What we typically observe with neck creams versus facial moisturizers is that neck creams tend to be more emollient; that's nice if your skin is dry, but that generally isn't the problem for skin on your neck. Even so, there are rich facial moisturizers that would easily do the job. What is most important to realize is that there are no special ingredients skin on the neck needs that skin on the face (or chest) does not.
If that isn't reason enough to skip this neck cream, here are two more: The jar packaging won't keep the most beneficial anti-aging ingredients (of which there are many) stable once you open it and the lavender oil this contains may smell great, but fragrance isn't skin care. In fact, lavender oil is among the most problematic ingredients for skin. See More Info for details about jar packaging and lavender oil.
In the end, despite its rich formula and impressive mix of antioxidants, plant oils, and skin-repairing ingredients, this neck cream cannot address the "special needs" of skin on the neck. This is due not only to the limitations of skin-care products when it comes to how the neck ages, but also because skin on the neck doesn't need different ingredients than skin on the face. You can (and should) apply your facial skin-care products, including sunscreen, exfoliants, serums, and other treatments, to your neck—not this unnecessary product!
- Jar packaging reduces the effectiveness of the best ingredients in this neck cream.
- Contains fragrant lavender oil, a potent skin irritant that's the opposite of anti-aging.
- Doesn't contain anything unique or special for skin on the neck.
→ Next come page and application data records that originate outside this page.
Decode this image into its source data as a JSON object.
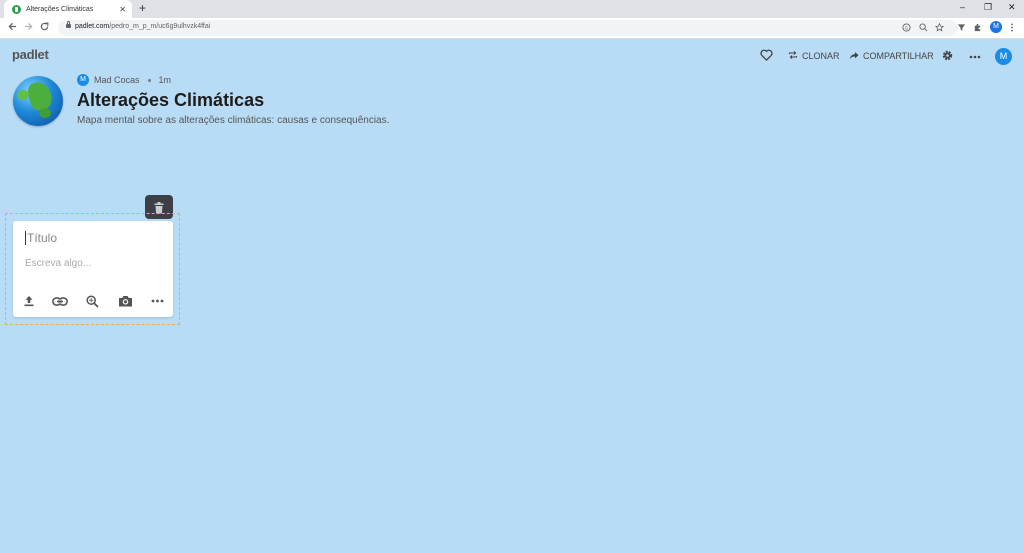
{
  "browser": {
    "tab_title": "Alterações Climáticas",
    "tab_close": "✕",
    "new_tab": "+",
    "url_host": "padlet.com",
    "url_path": "/pedro_m_p_m/uc6g9ulhvzk4ffai",
    "profile_initial": "M",
    "controls": {
      "minimize": "–",
      "restore": "❐",
      "close": "✕"
    }
  },
  "header": {
    "logo": "padlet",
    "clone_label": "CLONAR",
    "share_label": "COMPARTILHAR",
    "user_initial": "M",
    "icons": [
      "heart-icon",
      "clone-icon",
      "share-icon",
      "settings-icon",
      "more-icon"
    ]
  },
  "board": {
    "author_initial": "M",
    "author": "Mad Cocas",
    "time_ago": "1m",
    "title": "Alterações Climáticas",
    "description": "Mapa mental sobre as alterações climáticas: causas e consequências."
  },
  "composer": {
    "title_placeholder": "Título",
    "body_placeholder": "Escreva algo...",
    "tools": [
      "upload-icon",
      "link-icon",
      "search-image-icon",
      "camera-icon",
      "more-icon"
    ]
  },
  "colors": {
    "background": "#b9dcf6",
    "accent": "#1a8ce8",
    "selection_outline": "#e2b53c",
    "delete_button": "#3c3f45"
  }
}
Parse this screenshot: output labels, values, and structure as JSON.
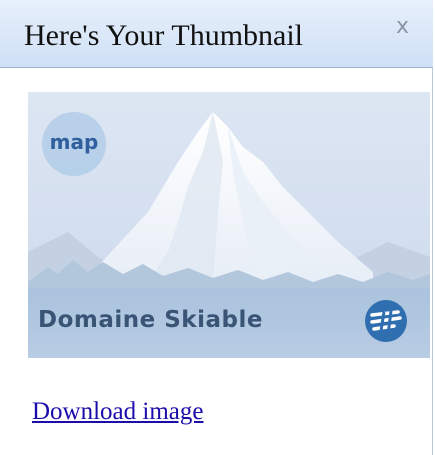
{
  "dialog": {
    "title": "Here's Your Thumbnail",
    "close_label": "x"
  },
  "thumbnail": {
    "badge_text": "map",
    "brand_text": "Domaine Skiable",
    "logo_icon": "ski-lift-logo-icon"
  },
  "actions": {
    "download_label": "Download image"
  }
}
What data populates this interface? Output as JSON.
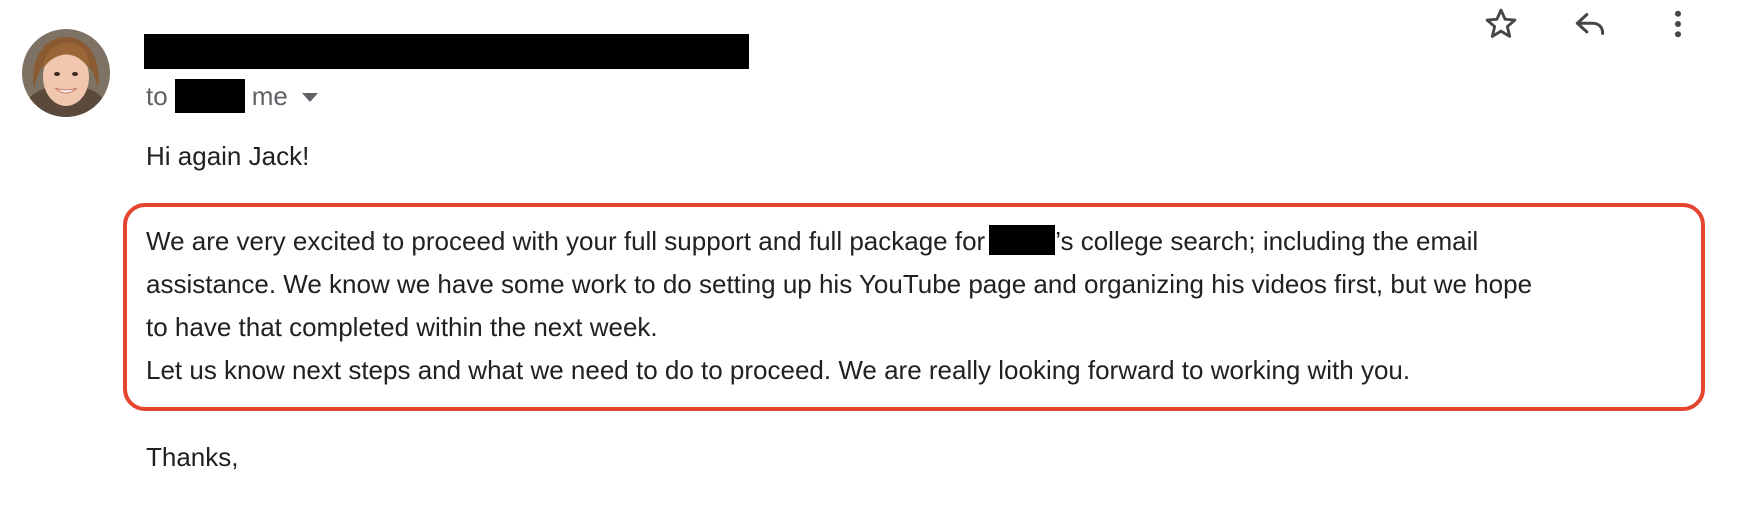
{
  "header": {
    "to_label": "to",
    "to_me": "me",
    "actions": {
      "star_icon": "star-outline-icon",
      "reply_icon": "reply-icon",
      "more_icon": "more-vertical-icon"
    }
  },
  "body": {
    "greeting": "Hi again Jack!",
    "paragraph_1": {
      "line_1_before": "We are very excited to proceed with your full support and full package for",
      "line_1_after": "’s college search; including the email",
      "line_2": "assistance.  We know we have some work to do setting up his YouTube page and organizing his videos first, but we hope",
      "line_3": "to have that completed within the next week."
    },
    "paragraph_2": "Let us know next steps and what we need to do to proceed.  We are really looking forward to working with you.",
    "signoff": "Thanks,"
  },
  "colors": {
    "highlight_border": "#e5452e",
    "text": "#202124",
    "muted_text": "#5f6368",
    "redaction": "#000000"
  }
}
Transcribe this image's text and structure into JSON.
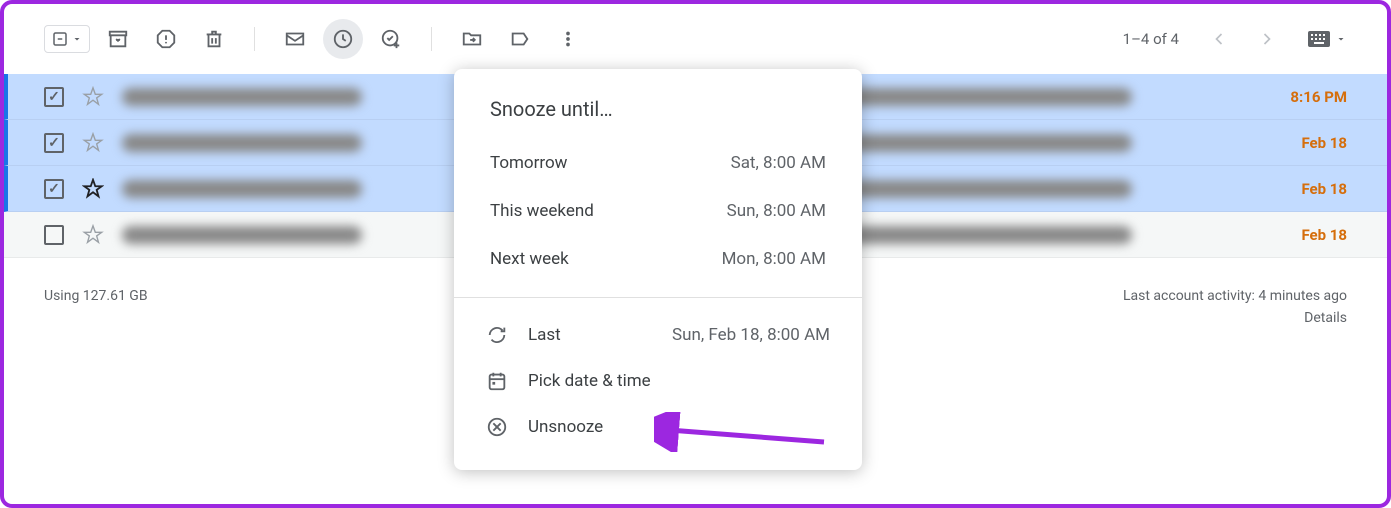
{
  "toolbar": {
    "pagination": "1–4 of 4"
  },
  "emails": [
    {
      "selected": true,
      "starred": false,
      "date": "8:16 PM"
    },
    {
      "selected": true,
      "starred": false,
      "date": "Feb 18"
    },
    {
      "selected": true,
      "starred": true,
      "date": "Feb 18"
    },
    {
      "selected": false,
      "starred": false,
      "date": "Feb 18"
    }
  ],
  "snooze": {
    "title": "Snooze until…",
    "options": [
      {
        "label": "Tomorrow",
        "time": "Sat, 8:00 AM"
      },
      {
        "label": "This weekend",
        "time": "Sun, 8:00 AM"
      },
      {
        "label": "Next week",
        "time": "Mon, 8:00 AM"
      }
    ],
    "last_label": "Last",
    "last_time": "Sun, Feb 18, 8:00 AM",
    "pick_label": "Pick date & time",
    "unsnooze_label": "Unsnooze"
  },
  "footer": {
    "storage": "Using 127.61 GB",
    "activity": "Last account activity: 4 minutes ago",
    "details": "Details"
  }
}
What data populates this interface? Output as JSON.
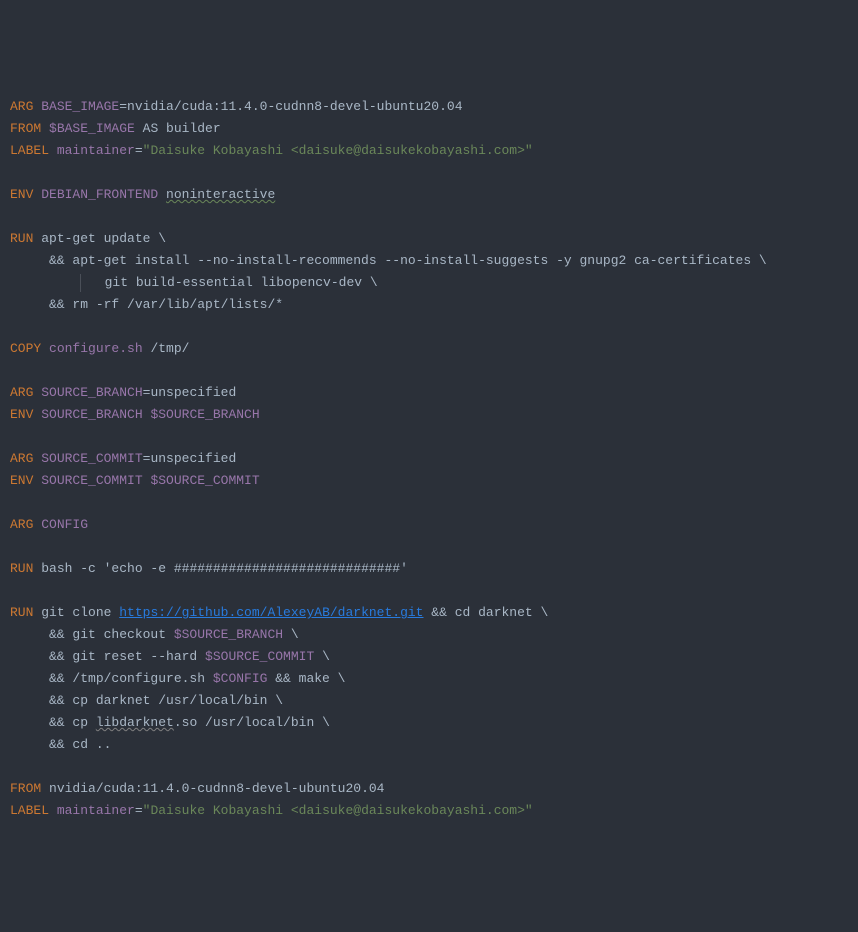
{
  "lines": [
    {
      "type": "arg1",
      "k": "ARG ",
      "a": "BASE_IMAGE",
      "eq": "=nvidia/cuda:11.4.0-cudnn8-devel-ubuntu20.04"
    },
    {
      "type": "from1",
      "k": "FROM ",
      "v": "$BASE_IMAGE",
      "r": " AS builder"
    },
    {
      "type": "label",
      "k": "LABEL ",
      "a": "maintainer",
      "eq": "=",
      "s": "\"Daisuke Kobayashi <daisuke@daisukekobayashi.com>\""
    },
    {
      "type": "blank"
    },
    {
      "type": "env1",
      "k": "ENV ",
      "a": "DEBIAN_FRONTEND ",
      "val": "noninteractive"
    },
    {
      "type": "blank"
    },
    {
      "type": "run",
      "k": "RUN ",
      "r": "apt-get update \\"
    },
    {
      "type": "cont",
      "r": "     && apt-get install --no-install-recommends --no-install-suggests -y gnupg2 ca-certificates \\"
    },
    {
      "type": "cont-pipe",
      "r": "git build-essential libopencv-dev \\"
    },
    {
      "type": "cont",
      "r": "     && rm -rf /var/lib/apt/lists/*"
    },
    {
      "type": "blank"
    },
    {
      "type": "copy",
      "k": "COPY ",
      "a": "configure.sh",
      "r": " /tmp/"
    },
    {
      "type": "blank"
    },
    {
      "type": "arg1",
      "k": "ARG ",
      "a": "SOURCE_BRANCH",
      "eq": "=unspecified"
    },
    {
      "type": "env2",
      "k": "ENV ",
      "a": "SOURCE_BRANCH ",
      "v": "$SOURCE_BRANCH"
    },
    {
      "type": "blank"
    },
    {
      "type": "arg1",
      "k": "ARG ",
      "a": "SOURCE_COMMIT",
      "eq": "=unspecified"
    },
    {
      "type": "env2",
      "k": "ENV ",
      "a": "SOURCE_COMMIT ",
      "v": "$SOURCE_COMMIT"
    },
    {
      "type": "blank"
    },
    {
      "type": "arg2",
      "k": "ARG ",
      "a": "CONFIG"
    },
    {
      "type": "blank"
    },
    {
      "type": "run",
      "k": "RUN ",
      "r": "bash -c 'echo -e #############################'"
    },
    {
      "type": "blank"
    },
    {
      "type": "git",
      "k": "RUN ",
      "r1": "git clone ",
      "url": "https://github.com/AlexeyAB/darknet.git",
      "r2": " && cd darknet \\"
    },
    {
      "type": "cont-var",
      "r1": "     && git checkout ",
      "v": "$SOURCE_BRANCH",
      "r2": " \\"
    },
    {
      "type": "cont-var",
      "r1": "     && git reset --hard ",
      "v": "$SOURCE_COMMIT",
      "r2": " \\"
    },
    {
      "type": "cont-var",
      "r1": "     && /tmp/configure.sh ",
      "v": "$CONFIG",
      "r2": " && make \\"
    },
    {
      "type": "cont",
      "r": "     && cp darknet /usr/local/bin \\"
    },
    {
      "type": "cont-typo",
      "r1": "     && cp ",
      "typo": "libdarknet",
      "r2": ".so /usr/local/bin \\"
    },
    {
      "type": "cont",
      "r": "     && cd .."
    },
    {
      "type": "blank"
    },
    {
      "type": "from2",
      "k": "FROM ",
      "r": "nvidia/cuda:11.4.0-cudnn8-devel-ubuntu20.04"
    },
    {
      "type": "label",
      "k": "LABEL ",
      "a": "maintainer",
      "eq": "=",
      "s": "\"Daisuke Kobayashi <daisuke@daisukekobayashi.com>\""
    }
  ]
}
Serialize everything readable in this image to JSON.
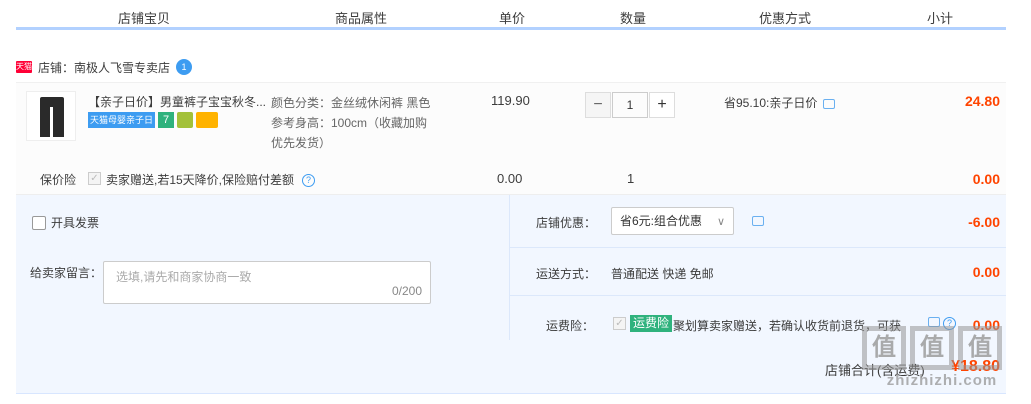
{
  "columns": [
    "店铺宝贝",
    "商品属性",
    "单价",
    "数量",
    "优惠方式",
    "小计"
  ],
  "shop": {
    "badge": "天猫",
    "label": "店铺：南极人飞雪专卖店",
    "chat_badge": "1"
  },
  "item": {
    "title": "【亲子日价】男童裤子宝宝秋冬...",
    "tags": {
      "blue": "天猫母婴亲子日",
      "green": "7"
    },
    "attrs": [
      "颜色分类：金丝绒休闲裤 黑色",
      "参考身高：100cm（收藏加购 优先发货）"
    ],
    "price": "119.90",
    "qty": "1",
    "promo": "省95.10:亲子日价",
    "subtotal": "24.80",
    "stepper": {
      "minus": "−",
      "plus": "+"
    }
  },
  "insurance": {
    "label": "保价险",
    "text": "卖家赠送,若15天降价,保险赔付差额",
    "price": "0.00",
    "qty": "1",
    "subtotal": "0.00"
  },
  "order": {
    "invoice_label": "开具发票",
    "msg_label": "给卖家留言：",
    "msg_placeholder": "选填,请先和商家协商一致",
    "msg_count": "0/200",
    "shop_discount_label": "店铺优惠：",
    "shop_discount_value": "省6元:组合优惠",
    "shop_discount_amount": "-6.00",
    "shipping_label": "运送方式：",
    "shipping_method": "普通配送 快递 免邮",
    "shipping_amount": "0.00",
    "freight_ins_label": "运费险：",
    "freight_ins_badge": "运费险",
    "freight_ins_text": "聚划算卖家赠送，若确认收货前退货，可获",
    "freight_ins_amount": "0.00",
    "total_label": "店铺合计(含运费)",
    "total_value": "¥18.80"
  },
  "watermark": {
    "chars": [
      "值",
      "值",
      "值"
    ],
    "url": "zhizhizhi.com"
  }
}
Jar Packaging: The fact that it's packaged in a jar means the beneficial ingredients won't remain stable once it is opened. All plant extracts, vitamins, antioxidants, and other state-of-the-art ingredients break down in the presence of air, so once a jar is opened and lets the air in, these important ingredients begin to deteriorate. Jars also are unsanitary because you're dipping your fingers into them with each use, adding bacteria, which further deteriorate the beneficial ingredients (Sources: Free Radical Biology and Medicine, September 2007, pages 818–829; Ageing Research Reviews, December 2007, pages 271–288; Dermatologic Therapy, September-October 2007, pages 314–321; International Journal of Pharmaceutics, June 12, 2005, pages 197–203; Pharmaceutical Development and Technology, January 2002, pages 1–32; International Society for Horticultural Science, www.actahort.org/members/showpdf?booknrarnr=778_5; Beautypackaging.com, and www.beautypackaging.com/articles/2007/03/airless-packaging.php).
Lavender Oil: Research indicates that components of lavender, specifically linalool, can be cytotoxic, which means that topical application causes skin-cell death (Source: Cell Proliferation, June 2004, pages 221–229). Lavender leaves contain camphor, which is a known skin irritant. Because the fragrance constituents in lavender oil oxidize when exposed to air, lavender oil is a pro-oxidant, and this enhanced oxidation increases its irritancy on skin (Source: Contact Dermatitis, September 2008, pages 143–150). Lavender oil is the most potent form, and even small amounts of it (0.25% or less) are problematic. Although it's fine as an aromatherapy agent for inhalation or relaxation, it is a must to avoid in skin-care products (Sources: Psychiatry Research, February 2007, pages 89–96; and www.naturaldatabase.com).